Producer: Sandra Kanthal

(Image: Map made of food, Credit: Shutterstock)

How access to critical resources might change the way our economies work

04The Compass2017032920170402 (WS)

Without the most basic resources – water, food and energy – the global economy could not function. Much of the world has grown used the ready supply of all three. But that might be changing. Demographics and climate change are likely to transform how we value and use essential resources. In this edition of Economic Tectonics, Joanna Haigh – a professor at London’s Grantham Institute at Imperial College – explores how, in her view, such changes could have profound consequences for the future economy.

Producer: Sandra Kanthal

(Image: Map made of food, Credit: Shutterstock)

How access to critical resources might change the way our economies work

05The Compass2017040520170409 (WS)

The future of employment is certain to change – and change fast – as robotics and artificial intelligence replace human workers. For many, it’s a future to be feared. But the global economy has continually been revolutionised by technological innovation; innovation which has led to disruption but also further economic progress. In this edition of Economic Tectonics, Andrew McAfee from the Massachusetts Institute of Technology – and a tech optimist – explores how he thinks technology could change our economic futures for the better.

Producer: Sandra Kanthal

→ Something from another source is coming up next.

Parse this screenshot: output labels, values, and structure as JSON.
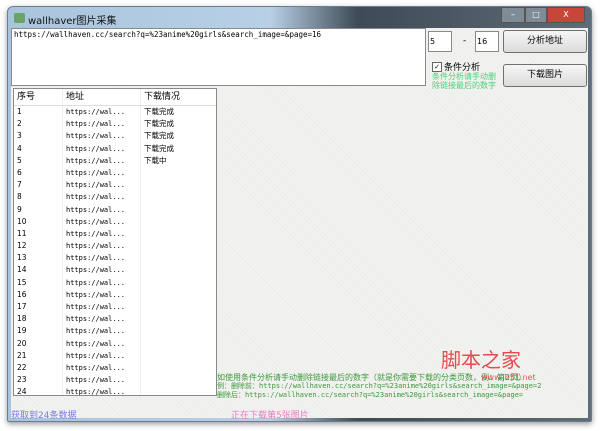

(Image: Child fixing robot, Credit: Shutterstock)

How technology might change our economic futures for the better